**What to work on:**
Everything in the listing below should be written out again exactly, except the pictures.

**Raw data:**
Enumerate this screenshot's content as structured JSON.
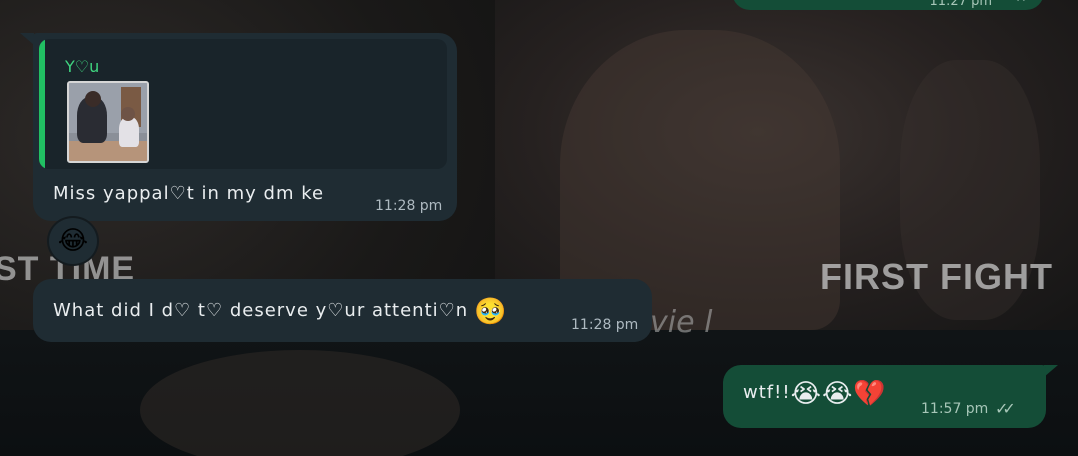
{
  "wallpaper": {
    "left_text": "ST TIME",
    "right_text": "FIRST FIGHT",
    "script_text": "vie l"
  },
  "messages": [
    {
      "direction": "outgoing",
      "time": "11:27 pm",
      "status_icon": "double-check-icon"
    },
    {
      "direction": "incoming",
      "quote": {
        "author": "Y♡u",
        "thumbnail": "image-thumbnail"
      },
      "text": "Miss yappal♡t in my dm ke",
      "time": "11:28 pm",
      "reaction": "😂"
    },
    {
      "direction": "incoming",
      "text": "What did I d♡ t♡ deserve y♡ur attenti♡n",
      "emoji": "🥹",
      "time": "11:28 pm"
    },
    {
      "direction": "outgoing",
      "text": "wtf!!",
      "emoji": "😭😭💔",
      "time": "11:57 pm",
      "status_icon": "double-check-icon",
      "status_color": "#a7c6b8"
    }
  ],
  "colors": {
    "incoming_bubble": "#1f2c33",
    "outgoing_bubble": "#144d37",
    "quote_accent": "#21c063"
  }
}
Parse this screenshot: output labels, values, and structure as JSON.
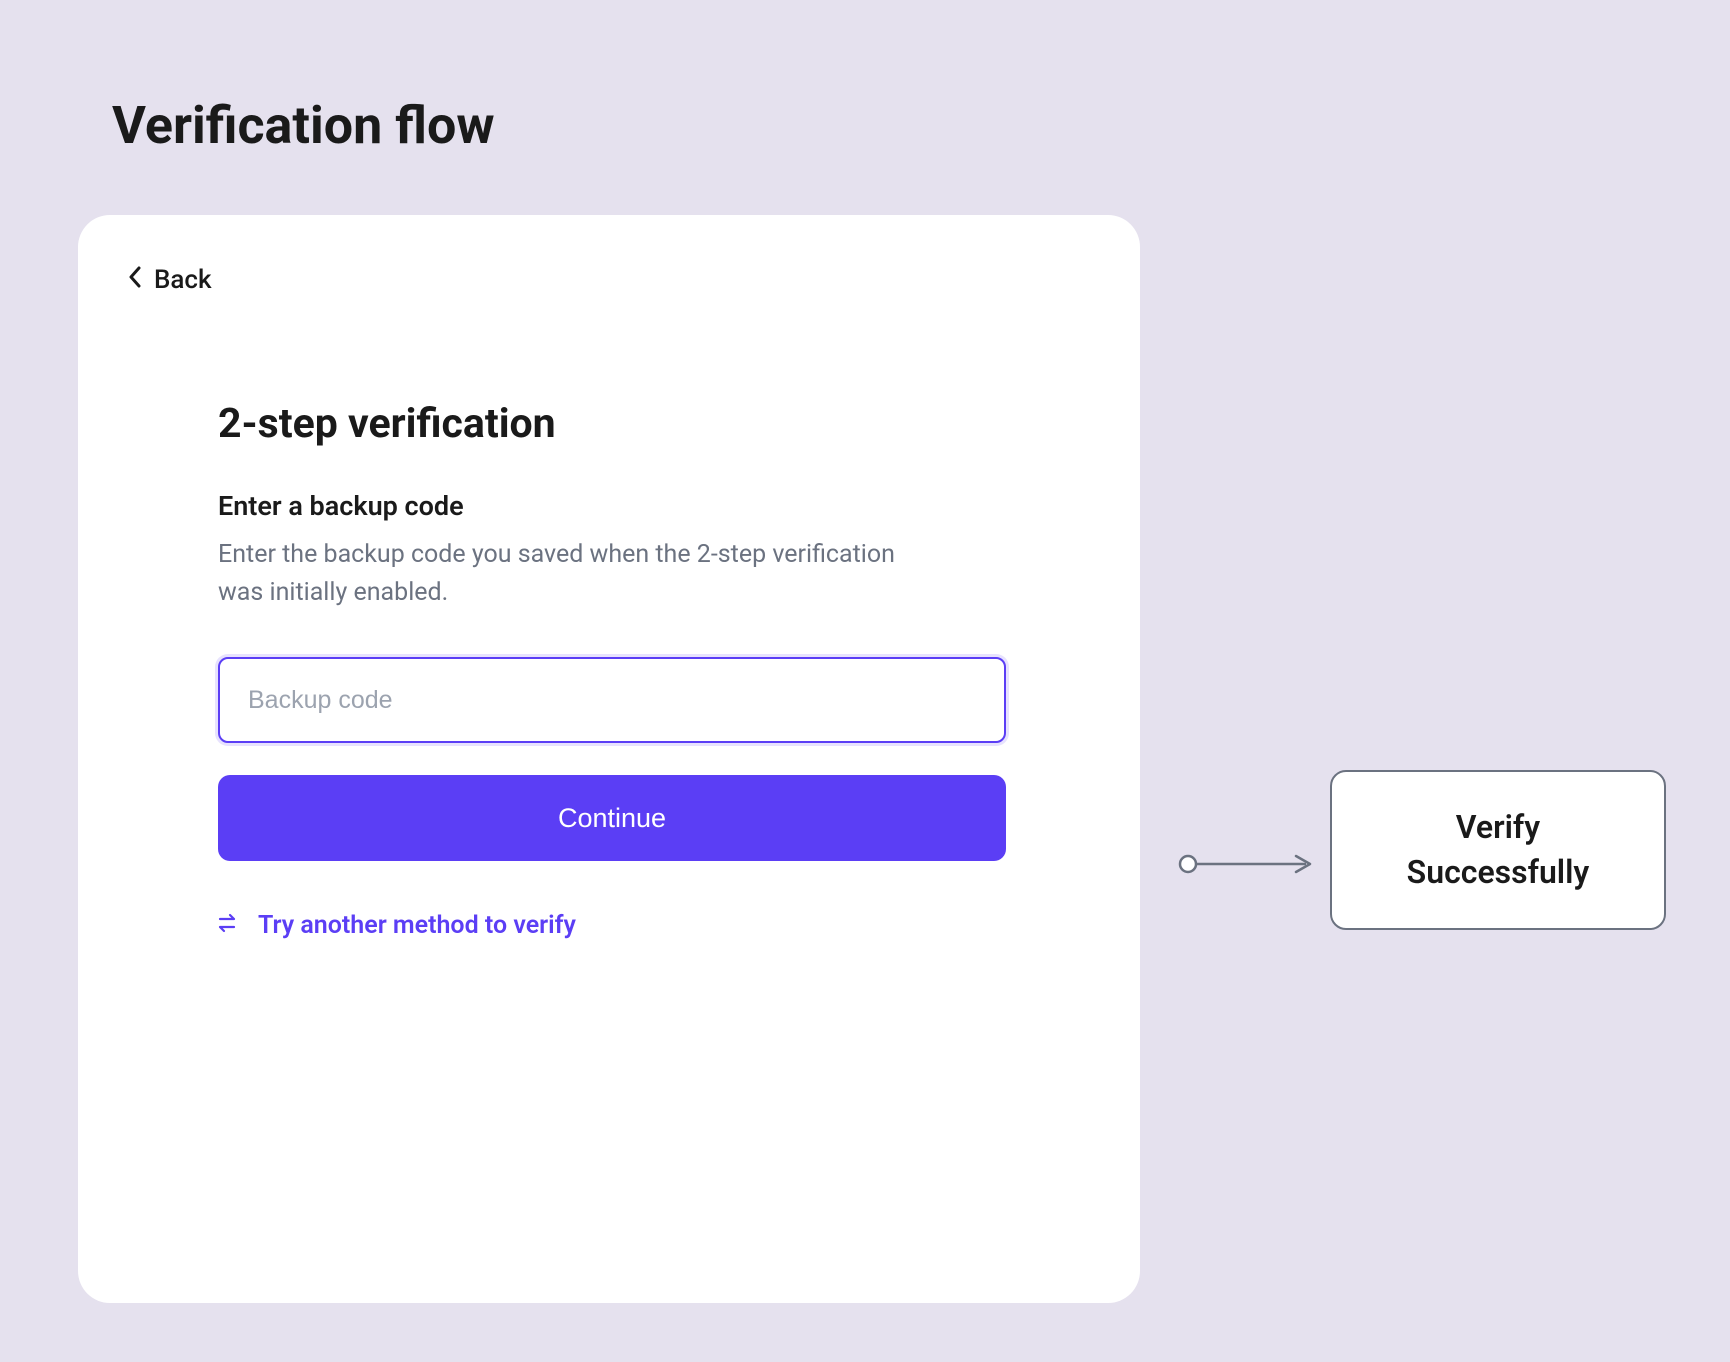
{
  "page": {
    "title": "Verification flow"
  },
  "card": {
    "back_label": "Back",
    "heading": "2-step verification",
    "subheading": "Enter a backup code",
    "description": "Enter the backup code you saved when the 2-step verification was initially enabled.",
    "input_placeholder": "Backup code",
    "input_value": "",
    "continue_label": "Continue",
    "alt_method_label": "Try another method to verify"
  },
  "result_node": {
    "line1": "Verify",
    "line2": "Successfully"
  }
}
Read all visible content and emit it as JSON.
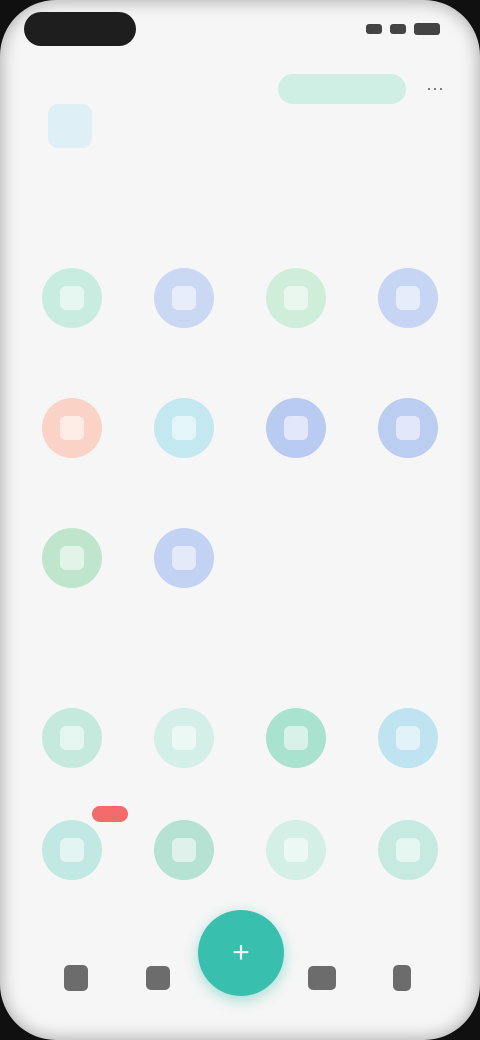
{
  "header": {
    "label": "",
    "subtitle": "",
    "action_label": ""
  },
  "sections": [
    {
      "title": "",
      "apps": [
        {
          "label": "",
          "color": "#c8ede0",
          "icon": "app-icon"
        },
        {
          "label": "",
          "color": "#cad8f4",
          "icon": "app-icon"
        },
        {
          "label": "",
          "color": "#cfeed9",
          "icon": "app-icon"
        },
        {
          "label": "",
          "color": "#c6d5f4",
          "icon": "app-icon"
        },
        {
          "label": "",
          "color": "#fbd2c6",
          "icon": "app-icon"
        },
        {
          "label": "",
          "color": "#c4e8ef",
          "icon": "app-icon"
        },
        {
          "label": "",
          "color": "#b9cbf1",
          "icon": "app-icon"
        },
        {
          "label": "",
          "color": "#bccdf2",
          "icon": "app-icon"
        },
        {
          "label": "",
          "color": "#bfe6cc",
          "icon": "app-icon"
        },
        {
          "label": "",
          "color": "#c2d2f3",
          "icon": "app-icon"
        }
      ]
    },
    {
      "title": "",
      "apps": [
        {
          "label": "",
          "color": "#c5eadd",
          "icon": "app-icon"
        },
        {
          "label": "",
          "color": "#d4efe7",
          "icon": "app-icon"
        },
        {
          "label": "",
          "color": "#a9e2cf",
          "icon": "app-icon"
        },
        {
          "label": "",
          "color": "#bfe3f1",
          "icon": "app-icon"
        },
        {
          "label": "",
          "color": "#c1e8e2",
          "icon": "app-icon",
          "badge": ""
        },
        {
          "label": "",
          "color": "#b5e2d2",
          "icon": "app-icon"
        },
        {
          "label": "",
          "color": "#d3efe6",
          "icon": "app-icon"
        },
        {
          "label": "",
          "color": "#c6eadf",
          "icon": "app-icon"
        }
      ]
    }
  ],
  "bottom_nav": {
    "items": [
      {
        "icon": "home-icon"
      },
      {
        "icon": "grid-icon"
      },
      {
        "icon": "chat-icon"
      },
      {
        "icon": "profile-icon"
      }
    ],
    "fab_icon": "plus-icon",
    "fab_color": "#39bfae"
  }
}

**Answer to this exercise:**
Enumerate this screenshot's content as structured JSON.
{
  "wallpaper": {
    "left_text": "ST TIME",
    "right_text": "FIRST FIGHT",
    "script_text": "vie l"
  },
  "messages": [
    {
      "direction": "outgoing",
      "time": "11:27 pm",
      "status_icon": "double-check-icon"
    },
    {
      "direction": "incoming",
      "quote": {
        "author": "Y♡u",
        "thumbnail": "image-thumbnail"
      },
      "text": "Miss yappal♡t in my dm ke",
      "time": "11:28 pm",
      "reaction": "😂"
    },
    {
      "direction": "incoming",
      "text": "What did I d♡ t♡ deserve y♡ur attenti♡n",
      "emoji": "🥹",
      "time": "11:28 pm"
    },
    {
      "direction": "outgoing",
      "text": "wtf!!",
      "emoji": "😭😭💔",
      "time": "11:57 pm",
      "status_icon": "double-check-icon",
      "status_color": "#a7c6b8"
    }
  ],
  "colors": {
    "incoming_bubble": "#1f2c33",
    "outgoing_bubble": "#144d37",
    "quote_accent": "#21c063"
  }
}
Parse this screenshot: output labels, values, and structure as JSON.
{
  "page": {
    "title": "Verification flow"
  },
  "card": {
    "back_label": "Back",
    "heading": "2-step verification",
    "subheading": "Enter a backup code",
    "description": "Enter the backup code you saved when the 2-step verification was initially enabled.",
    "input_placeholder": "Backup code",
    "input_value": "",
    "continue_label": "Continue",
    "alt_method_label": "Try another method to verify"
  },
  "result_node": {
    "line1": "Verify",
    "line2": "Successfully"
  }
}
Read all visible content and emit it as JSON.
{
  "header": {
    "label": "",
    "subtitle": "",
    "action_label": ""
  },
  "sections": [
    {
      "title": "",
      "apps": [
        {
          "label": "",
          "color": "#c8ede0",
          "icon": "app-icon"
        },
        {
          "label": "",
          "color": "#cad8f4",
          "icon": "app-icon"
        },
        {
          "label": "",
          "color": "#cfeed9",
          "icon": "app-icon"
        },
        {
          "label": "",
          "color": "#c6d5f4",
          "icon": "app-icon"
        },
        {
          "label": "",
          "color": "#fbd2c6",
          "icon": "app-icon"
        },
        {
          "label": "",
          "color": "#c4e8ef",
          "icon": "app-icon"
        },
        {
          "label": "",
          "color": "#b9cbf1",
          "icon": "app-icon"
        },
        {
          "label": "",
          "color": "#bccdf2",
          "icon": "app-icon"
        },
        {
          "label": "",
          "color": "#bfe6cc",
          "icon": "app-icon"
        },
        {
          "label": "",
          "color": "#c2d2f3",
          "icon": "app-icon"
        }
      ]
    },
    {
      "title": "",
      "apps": [
        {
          "label": "",
          "color": "#c5eadd",
          "icon": "app-icon"
        },
        {
          "label": "",
          "color": "#d4efe7",
          "icon": "app-icon"
        },
        {
          "label": "",
          "color": "#a9e2cf",
          "icon": "app-icon"
        },
        {
          "label": "",
          "color": "#bfe3f1",
          "icon": "app-icon"
        },
        {
          "label": "",
          "color": "#c1e8e2",
          "icon": "app-icon",
          "badge": ""
        },
        {
          "label": "",
          "color": "#b5e2d2",
          "icon": "app-icon"
        },
        {
          "label": "",
          "color": "#d3efe6",
          "icon": "app-icon"
        },
        {
          "label": "",
          "color": "#c6eadf",
          "icon": "app-icon"
        }
      ]
    }
  ],
  "bottom_nav": {
    "items": [
      {
        "icon": "home-icon"
      },
      {
        "icon": "grid-icon"
      },
      {
        "icon": "chat-icon"
      },
      {
        "icon": "profile-icon"
      }
    ],
    "fab_icon": "plus-icon",
    "fab_color": "#39bfae"
  }
}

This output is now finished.